**Task to complete:**
Give only the number of lines in these records that include "dals".

Component data from apps and pages
_ _ _
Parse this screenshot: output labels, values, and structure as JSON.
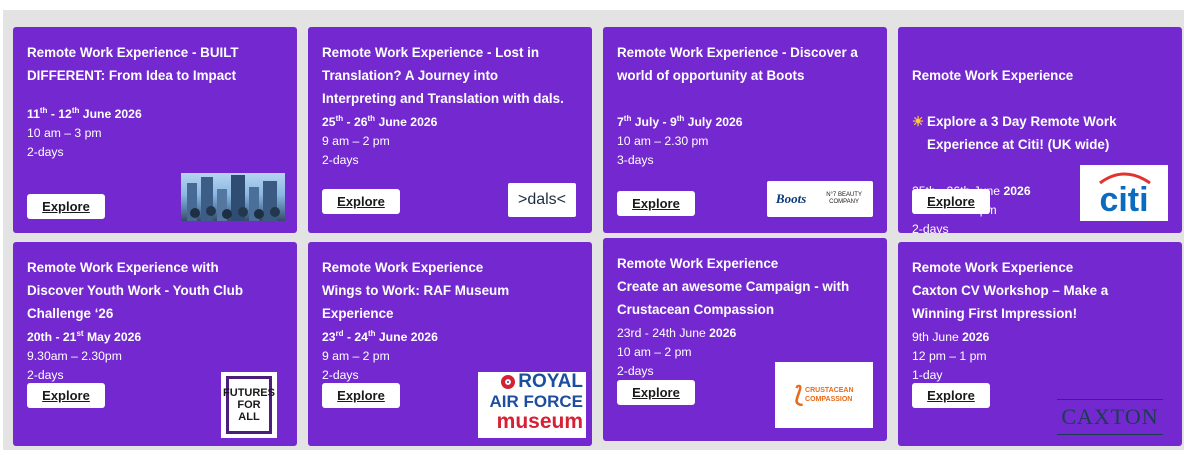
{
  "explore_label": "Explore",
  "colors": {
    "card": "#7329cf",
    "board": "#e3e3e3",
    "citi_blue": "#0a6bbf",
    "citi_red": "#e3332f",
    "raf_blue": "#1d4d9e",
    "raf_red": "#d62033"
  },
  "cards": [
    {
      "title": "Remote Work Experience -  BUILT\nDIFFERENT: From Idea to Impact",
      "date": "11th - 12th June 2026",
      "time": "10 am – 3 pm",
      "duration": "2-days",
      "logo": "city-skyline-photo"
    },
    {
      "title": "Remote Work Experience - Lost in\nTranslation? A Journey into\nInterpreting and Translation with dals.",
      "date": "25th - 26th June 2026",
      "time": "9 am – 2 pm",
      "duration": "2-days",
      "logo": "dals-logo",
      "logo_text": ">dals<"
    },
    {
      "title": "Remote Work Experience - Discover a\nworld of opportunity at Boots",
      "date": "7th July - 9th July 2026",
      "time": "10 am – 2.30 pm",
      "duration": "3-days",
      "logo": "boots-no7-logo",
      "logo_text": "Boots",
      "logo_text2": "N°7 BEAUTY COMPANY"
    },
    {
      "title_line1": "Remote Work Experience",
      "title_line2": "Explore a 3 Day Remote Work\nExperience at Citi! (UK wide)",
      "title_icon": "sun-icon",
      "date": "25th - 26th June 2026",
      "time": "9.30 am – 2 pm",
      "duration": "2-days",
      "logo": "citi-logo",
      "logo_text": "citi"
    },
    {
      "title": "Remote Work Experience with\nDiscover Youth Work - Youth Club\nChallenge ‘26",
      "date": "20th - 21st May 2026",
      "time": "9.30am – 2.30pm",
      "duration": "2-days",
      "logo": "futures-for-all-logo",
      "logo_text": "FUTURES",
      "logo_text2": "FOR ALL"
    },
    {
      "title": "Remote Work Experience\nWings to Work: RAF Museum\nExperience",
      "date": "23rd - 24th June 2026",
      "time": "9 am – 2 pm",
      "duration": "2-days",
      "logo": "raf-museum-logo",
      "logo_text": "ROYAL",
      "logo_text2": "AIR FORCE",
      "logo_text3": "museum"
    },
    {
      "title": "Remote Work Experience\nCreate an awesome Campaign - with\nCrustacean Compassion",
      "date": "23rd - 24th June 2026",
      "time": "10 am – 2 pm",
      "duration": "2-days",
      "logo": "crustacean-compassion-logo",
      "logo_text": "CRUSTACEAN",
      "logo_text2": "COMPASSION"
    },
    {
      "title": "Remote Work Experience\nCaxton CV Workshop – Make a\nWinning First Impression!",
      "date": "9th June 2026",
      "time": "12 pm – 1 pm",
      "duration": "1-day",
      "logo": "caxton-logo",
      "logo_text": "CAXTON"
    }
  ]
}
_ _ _
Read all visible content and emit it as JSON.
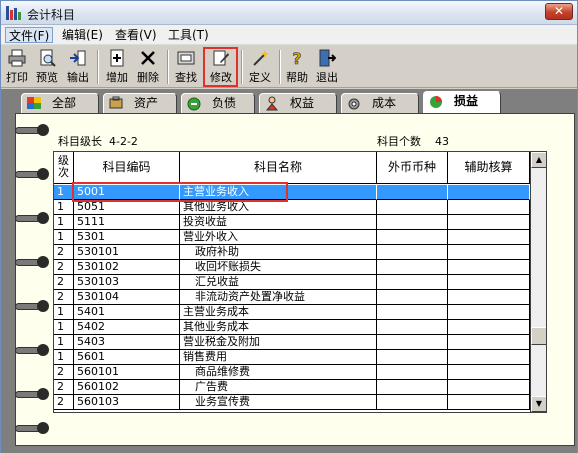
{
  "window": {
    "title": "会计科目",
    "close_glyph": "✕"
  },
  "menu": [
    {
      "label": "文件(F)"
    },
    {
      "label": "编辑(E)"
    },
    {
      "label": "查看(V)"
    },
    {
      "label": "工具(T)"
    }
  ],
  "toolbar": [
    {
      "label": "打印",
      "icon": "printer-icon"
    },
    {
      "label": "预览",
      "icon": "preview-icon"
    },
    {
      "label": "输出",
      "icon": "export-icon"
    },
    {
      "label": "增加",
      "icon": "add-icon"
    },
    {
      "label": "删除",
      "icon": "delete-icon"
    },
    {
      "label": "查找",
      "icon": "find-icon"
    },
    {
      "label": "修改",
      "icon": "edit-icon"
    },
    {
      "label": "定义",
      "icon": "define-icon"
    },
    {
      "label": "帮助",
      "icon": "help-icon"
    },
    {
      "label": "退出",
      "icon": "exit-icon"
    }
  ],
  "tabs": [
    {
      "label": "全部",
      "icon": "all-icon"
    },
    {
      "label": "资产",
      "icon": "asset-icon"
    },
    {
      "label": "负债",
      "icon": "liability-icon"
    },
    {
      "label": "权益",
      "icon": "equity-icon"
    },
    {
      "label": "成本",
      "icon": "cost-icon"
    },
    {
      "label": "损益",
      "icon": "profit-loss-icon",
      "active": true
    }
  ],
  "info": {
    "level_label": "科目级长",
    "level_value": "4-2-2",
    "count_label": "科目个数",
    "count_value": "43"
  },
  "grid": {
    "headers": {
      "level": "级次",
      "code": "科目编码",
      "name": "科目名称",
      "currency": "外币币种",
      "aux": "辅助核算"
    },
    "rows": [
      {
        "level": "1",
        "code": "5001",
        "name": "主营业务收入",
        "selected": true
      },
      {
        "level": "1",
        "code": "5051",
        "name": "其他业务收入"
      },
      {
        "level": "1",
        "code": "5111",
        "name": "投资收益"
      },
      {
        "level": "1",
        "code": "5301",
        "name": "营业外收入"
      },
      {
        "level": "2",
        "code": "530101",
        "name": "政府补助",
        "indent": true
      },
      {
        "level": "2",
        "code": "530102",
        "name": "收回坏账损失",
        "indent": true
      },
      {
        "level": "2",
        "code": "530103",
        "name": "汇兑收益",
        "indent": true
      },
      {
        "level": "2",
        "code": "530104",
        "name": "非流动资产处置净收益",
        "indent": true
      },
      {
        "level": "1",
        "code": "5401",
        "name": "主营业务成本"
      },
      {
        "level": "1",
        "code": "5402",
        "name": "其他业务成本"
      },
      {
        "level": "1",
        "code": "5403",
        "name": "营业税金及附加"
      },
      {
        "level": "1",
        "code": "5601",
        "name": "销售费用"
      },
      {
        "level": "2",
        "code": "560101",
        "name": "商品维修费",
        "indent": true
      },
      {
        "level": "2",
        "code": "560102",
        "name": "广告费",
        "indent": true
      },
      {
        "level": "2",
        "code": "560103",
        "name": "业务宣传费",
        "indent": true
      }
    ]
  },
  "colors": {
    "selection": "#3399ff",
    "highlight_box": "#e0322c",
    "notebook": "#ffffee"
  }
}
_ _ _
**Reply to the exercise:**
3